Rebecca Pan: From facing prejudice to spreading pride

Facing discrimination in the South, she now leads Asian Student Union (ASU) in hopes of helping others embrace their Asian culture.


Kylie Akiyama

Junior Rebecca Pan is the founder of Los Altos’ Asian Student Union (ASU). After facing prejudice before moving to Los Altos, she decided to create a club for all Asians to celebrate their heritage.

By Stella Huang, Staff Writer

“Ew! It’s that weird paper you’re eating. It’s so green!” Heard six-year-old Rebecca Pan as she let out a faint “sorry” and threw away her favorite snack. After the incident, Rebecca stopped bringing Asian food to school and replaced them with “acceptable” snacks like Lay’s potato chips and Lunchables.

She stopped wearing qipaos (traditional Chinese dresses) and speaking Mandarin in public, abandoning her favorite aspects of her culture.

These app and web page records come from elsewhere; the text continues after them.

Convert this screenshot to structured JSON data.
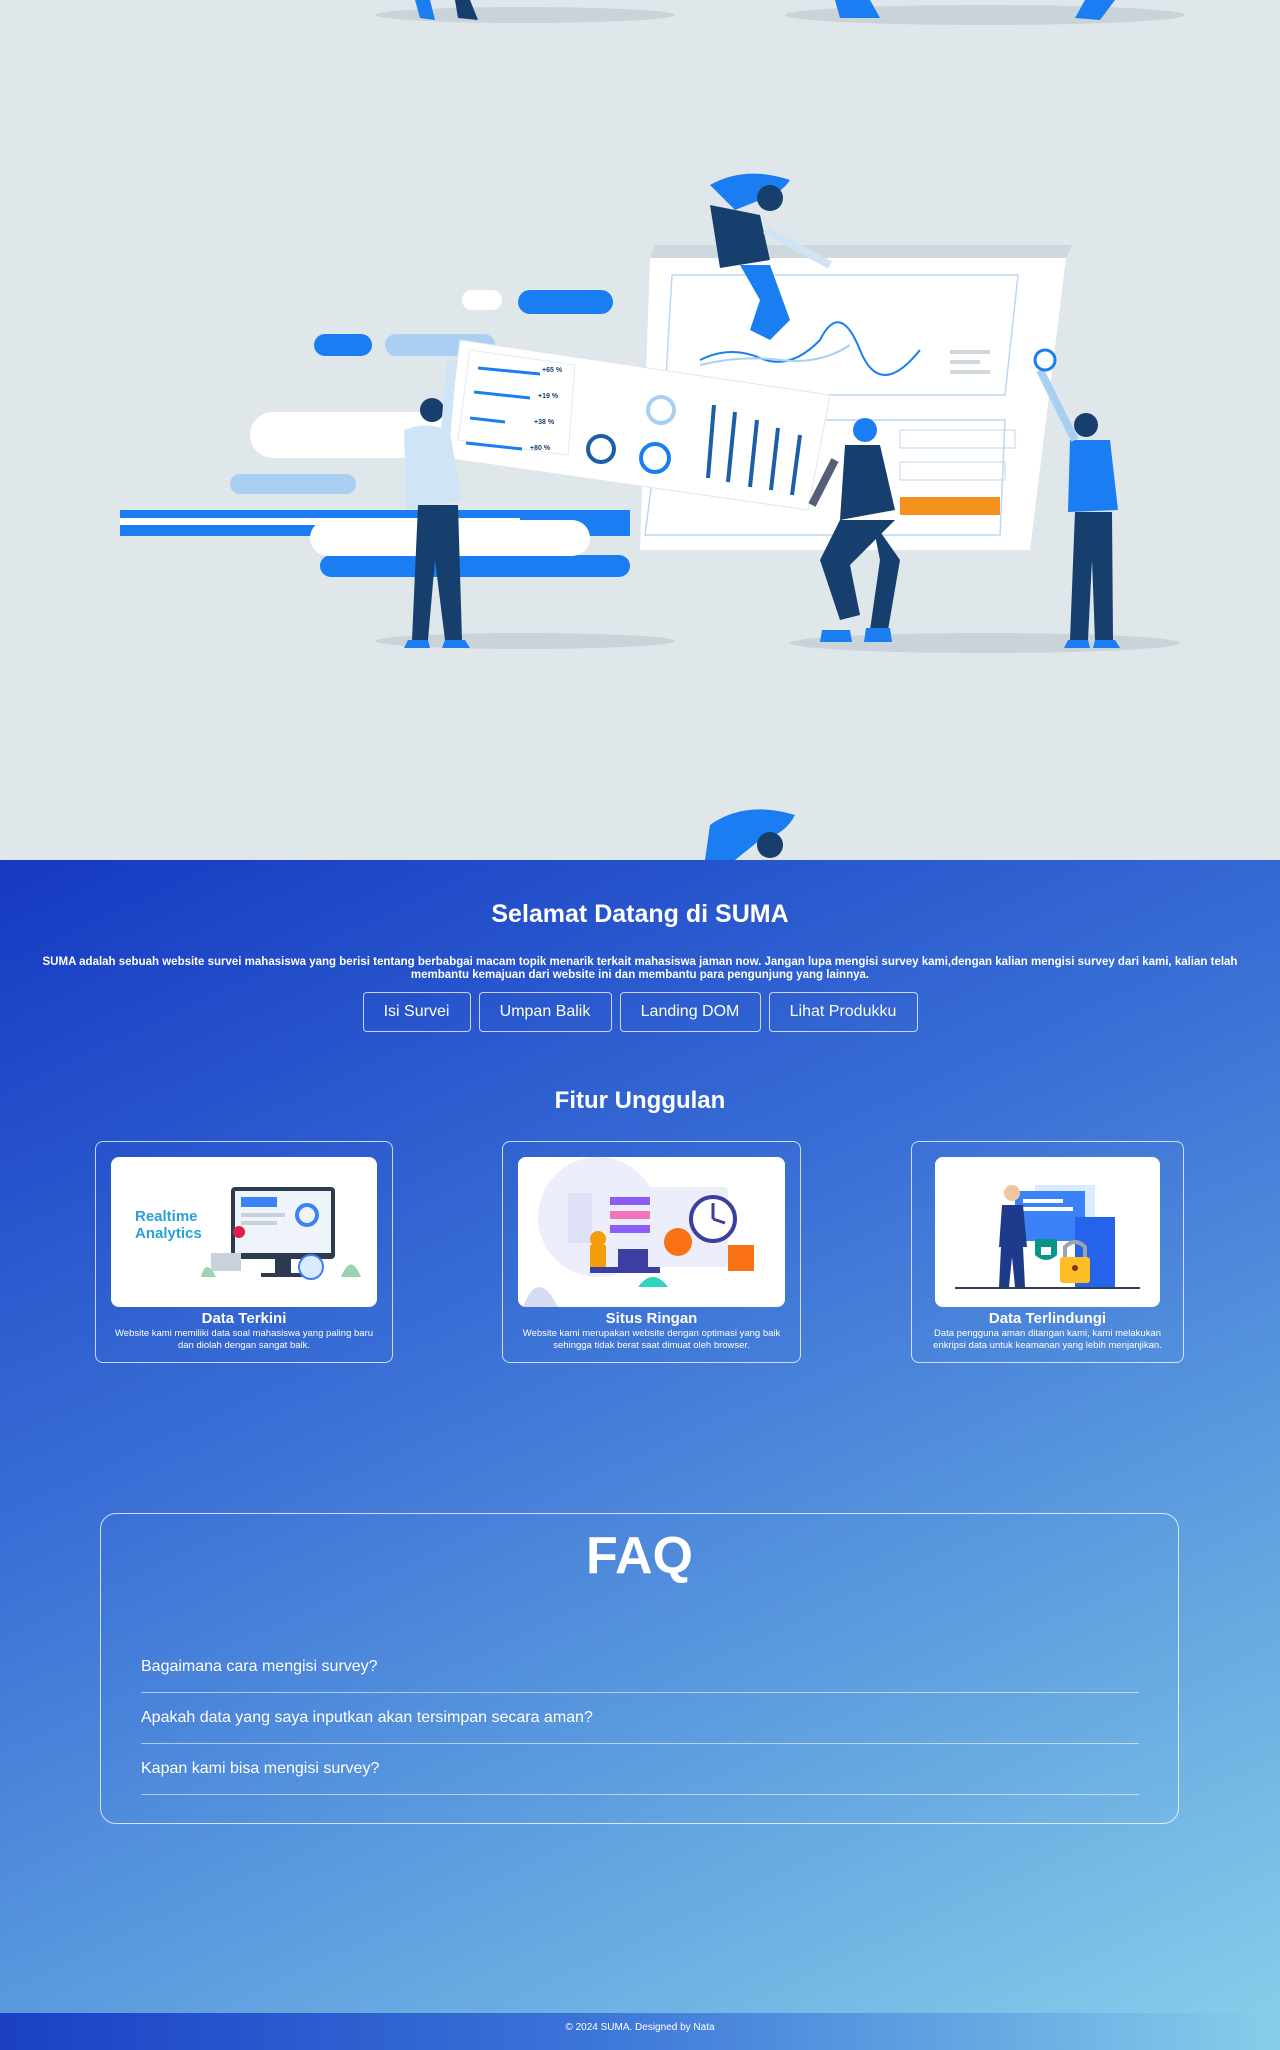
{
  "colors": {
    "hero_bg": "#dfe7ea",
    "gradient_start": "#1539c2",
    "gradient_end": "#86cdea",
    "accent_blue": "#1a7ef2",
    "accent_orange": "#f5921e",
    "navy": "#173f6e"
  },
  "hero": {
    "illustration": "data-dashboard-team-illustration",
    "card_labels": [
      "+65 %",
      "+19 %",
      "+38 %",
      "+80 %"
    ]
  },
  "welcome": {
    "title": "Selamat Datang di SUMA",
    "text": "SUMA adalah sebuah website survei mahasiswa yang berisi tentang berbabgai macam topik menarik terkait mahasiswa jaman now. Jangan lupa mengisi survey kami,dengan kalian mengisi survey dari kami, kalian telah membantu kemajuan dari website ini dan membantu para pengunjung yang lainnya.",
    "buttons": [
      "Isi Survei",
      "Umpan Balik",
      "Landing DOM",
      "Lihat Produkku"
    ]
  },
  "features": {
    "title": "Fitur Unggulan",
    "items": [
      {
        "title": "Data Terkini",
        "desc": "Website kami memiliki data soal mahasiswa yang paling baru dan diolah dengan sangat baik.",
        "thumb_text": "Realtime Analytics",
        "icon": "realtime-analytics-icon"
      },
      {
        "title": "Situs Ringan",
        "desc": "Website kami merupakan website dengan optimasi yang baik sehingga tidak berat saat dimuat oleh browser.",
        "icon": "lightweight-site-icon"
      },
      {
        "title": "Data Terlindungi",
        "desc": "Data pengguna aman ditangan kami, kami melakukan enkripsi data untuk keamanan yang lebih menjanjikan.",
        "icon": "security-guard-icon"
      }
    ]
  },
  "faq": {
    "title": "FAQ",
    "questions": [
      "Bagaimana cara mengisi survey?",
      "Apakah data yang saya inputkan akan tersimpan secara aman?",
      "Kapan kami bisa mengisi survey?"
    ]
  },
  "footer": {
    "text": "© 2024 SUMA. Designed by Nata"
  }
}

“I was teased because of who I was, because of my race, and a lot of times people pinched their eyes small and did made fun of me for eating rice and roasted seaweed,” junior Rebecca said. “It really shocked me at first. I didn’t know that something like that could happen. I didn’t know that I would be judged based on what I looked like.”

While living in Missouri and Mississippi, she and other Asians would bond over their experiences. She and her close friends realized together that the inequality they faced was unacceptable. With the help of her supportive friends and family, Rebecca was able to deal with the discrimination.

“I dealt with prejudice. With time, I learned that people act this way because they are clueless about different cultures,” Rebecca said. “My parents have always raised me to be who I am, even if I was living in a place where there weren’t a lot of people that looked like me.”

Rebecca is the founder of the new Asian Student Union (ASU), a club formed to celebrate the diversity of Asian culture. She created the club to educate individuals on the value of respecting others’ cultures based on her own past experiences with prejudice.

When she moved to California in eighth grade, she brought her experiences with racial inequity with her and knew that she had to change herself. After coming to Los Altos her sophomore year, Rebecca started the K-pop club out of interest for the genre. She wanted people with similar interests as her to join the club and participate in activities that celebrated Korean culture. She soon realized that her true goal was to cultivate a community that respected and celebrated all Asian cultures.

She wondered why there was not an Asian Student Union at Los Altos if a Black Student Union, Iranian Student Union and Latino Student Union existed. She decided to step down from her position as K-pop club president and start anew with ASU in her junior year.

Rebecca is now working on ASU plans and goals for the future. On September 25, the club had its first mid-autumn festival potluck with mooncakes and other traditional Asian foods. In November, ASU will be having a Diwali celebration and working on discussions about cultural awareness in South Asia.

Rebecca has contacted ASUs from other schools and is inviting them to come to a conference in March. The purpose of the conference is to discuss Asian American representation in media. Her ultimate goal for the club is to provide a supportive group for Asians where they can learn about others’ cultures and be able to embrace their own.

“I love being part of this community that’s truly making a difference,” Rebecca said. “I want people to know that it doesn’t matter where you come from. As long as you’re interested in Asia and celebrating the diversity of Los Altos High School, you can come join.”